Topeka — The presence of the American Legislative Exchange Council agenda in the Kansas Legislature can't be denied, but Gov. Sam Brownback thinks the perception of ALEC's influence is "overblown."
"They do model legislation, they have meetings, but there are probably hundreds of groups that do model legislation and hold meetings. I think it gets overblown a lot," Brownback said during an interview Monday with the Lawrence Journal-World.
ALEC describes itself as a group that promotes free markets, limited government, federalism and individual freedom. But its critics say it is a front for corporate interests that push legislation in Statehouses across the nation.
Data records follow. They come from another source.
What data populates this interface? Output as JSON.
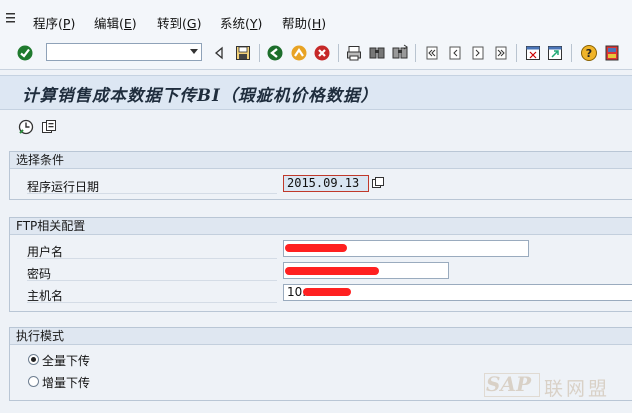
{
  "menu": {
    "items": [
      {
        "label": "程序(",
        "acc": "P",
        "tail": ")"
      },
      {
        "label": "编辑(",
        "acc": "E",
        "tail": ")"
      },
      {
        "label": "转到(",
        "acc": "G",
        "tail": ")"
      },
      {
        "label": "系统(",
        "acc": "Y",
        "tail": ")"
      },
      {
        "label": "帮助(",
        "acc": "H",
        "tail": ")"
      }
    ]
  },
  "toolbar": {
    "command_field_value": "",
    "icons": [
      "enter-icon",
      "back-arrow-icon",
      "save-icon",
      "back-icon",
      "exit-icon",
      "cancel-icon",
      "print-icon",
      "find-icon",
      "find-next-icon",
      "first-page-icon",
      "previous-page-icon",
      "next-page-icon",
      "last-page-icon",
      "new-session-icon",
      "shortcut-icon",
      "help-icon",
      "customize-layout-icon"
    ]
  },
  "title": "计算销售成本数据下传BI（瑕疵机价格数据）",
  "app_toolbar": {
    "icons": [
      "execute-icon",
      "variant-icon"
    ]
  },
  "groups": {
    "selection": {
      "header": "选择条件",
      "run_date_label": "程序运行日期",
      "run_date_value": "2015.09.13"
    },
    "ftp": {
      "header": "FTP相关配置",
      "username_label": "用户名",
      "username_value": "",
      "password_label": "密码",
      "password_value": "",
      "host_label": "主机名",
      "host_value_prefix": "10."
    },
    "mode": {
      "header": "执行模式",
      "options": [
        {
          "label": "全量下传",
          "selected": true
        },
        {
          "label": "增量下传",
          "selected": false
        }
      ]
    }
  },
  "watermark": {
    "brand": "SAP",
    "suffix": "联网盟"
  },
  "colors": {
    "title_bg": "#dde7f3",
    "group_header_bg": "#dfe7f1",
    "redaction": "#ff2020",
    "focus_border": "#c0392b"
  }
}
Both Senate President Susan Wagle, R-Wichita, and House Speaker Ray Merrick, R-Stilwell, have held high-ranking positions with ALEC over the years.
Approximately 50 Kansas legislators, all Republicans, are members of the group.
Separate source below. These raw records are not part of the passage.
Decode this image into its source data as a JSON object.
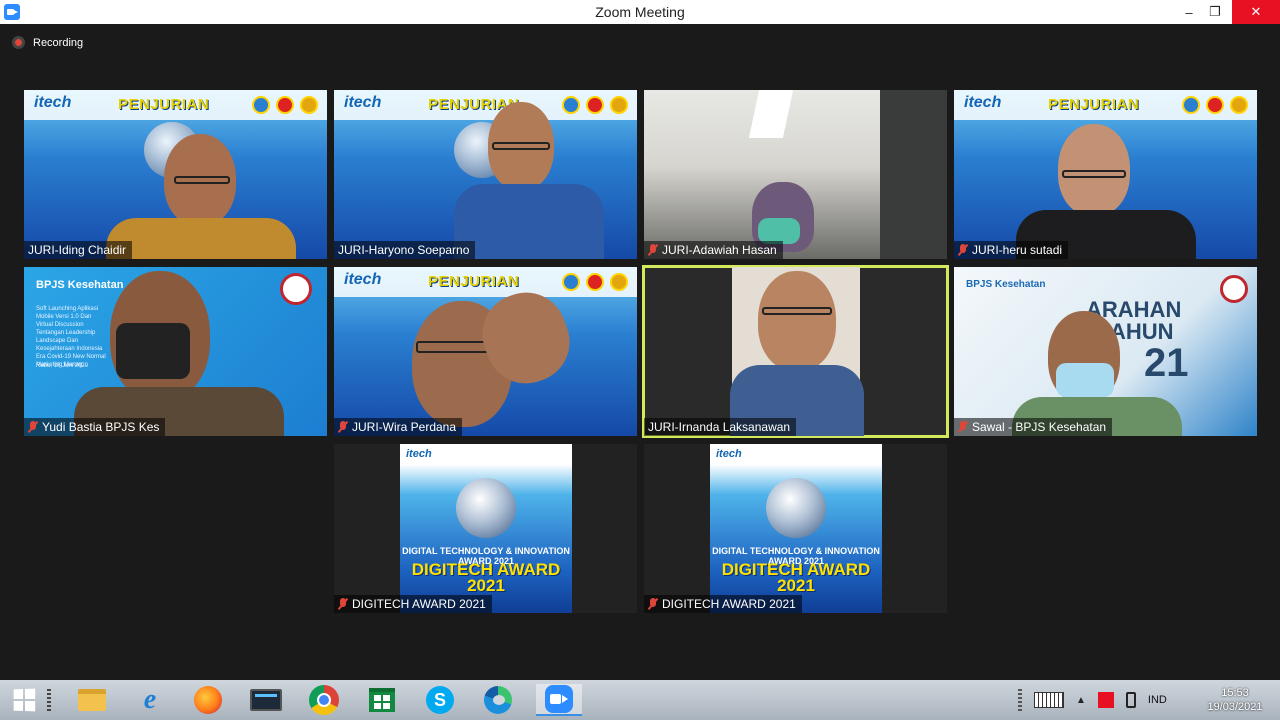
{
  "window": {
    "title": "Zoom Meeting",
    "controls": [
      "–",
      "❐",
      "✕"
    ]
  },
  "recording": {
    "label": "Recording"
  },
  "poster_text": {
    "brand": "itech",
    "penjurian": "PENJURIAN",
    "award_line1": "DIGITAL TECHNOLOGY & INNOVATION AWARD 2021",
    "award_line2": "DIGITECH AWARD 2021"
  },
  "participants": [
    {
      "name": "JURI-Iding Chaidir",
      "muted": false,
      "active": false
    },
    {
      "name": "JURI-Haryono Soeparno",
      "muted": false,
      "active": false
    },
    {
      "name": "JURI-Adawiah Hasan",
      "muted": true,
      "active": false
    },
    {
      "name": "JURI-heru sutadi",
      "muted": true,
      "active": false
    },
    {
      "name": "Yudi Bastia BPJS Kes",
      "muted": true,
      "active": false
    },
    {
      "name": "JURI-Wira Perdana",
      "muted": true,
      "active": false
    },
    {
      "name": "JURI-Irnanda Laksanawan",
      "muted": false,
      "active": true
    },
    {
      "name": "Sawal - BPJS Kesehatan",
      "muted": true,
      "active": false
    },
    {
      "name": "DIGITECH AWARD 2021",
      "muted": true,
      "active": false
    },
    {
      "name": "DIGITECH AWARD 2021",
      "muted": true,
      "active": false
    }
  ],
  "bpjs": {
    "title": "BPJS Kesehatan",
    "slide_text": "Soft Launching Aplikasi Mobile Versi 1.0 Dan Virtual Discussion Tentangan Leadership Landscape Dan Kesejahteraan Indonesia Era Covid-19 New Normal Marketing Manag...",
    "date": "Rabu, 10 Juni 2020"
  },
  "arahan": {
    "line1": "ARAHAN",
    "line2": "AHUN",
    "line3": "21"
  },
  "taskbar": {
    "language": "IND",
    "time": "15:53",
    "date": "19/03/2021",
    "apps": [
      "start-icon",
      "task-view-icon",
      "file-explorer-icon",
      "internet-explorer-icon",
      "firefox-icon",
      "monitor-app-icon",
      "chrome-icon",
      "store-icon",
      "skype-icon",
      "edge-icon",
      "zoom-icon"
    ]
  },
  "colors": {
    "active_speaker": "#d3e85a",
    "muted_mic": "#e0453a",
    "close_button": "#e81123"
  }
}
In recent years, the Republican-dominated Legislature and Brownback have approved numerous ALEC-developed bills.
Brownback's personal and business income tax cuts are modeled after ALEC policies. In 2011, Brownback wrote a foreword to ALEC’s annual report, “Rich States, Poor States,” which is written by economist Art Laffer, whom Brownback hired as a $75,000 consultant on Kansas’ tax-cutting plan.
Brownback also signed into law the ALEC-inspired Health Care Freedom Act, which was designed as an impediment to federal health reform.
In recent years, ALEC has come under increased criticism and has been losing corporate members after civil rights and government watchdog groups complained about ALEC's push for voter ID and so-called "stand your ground" laws.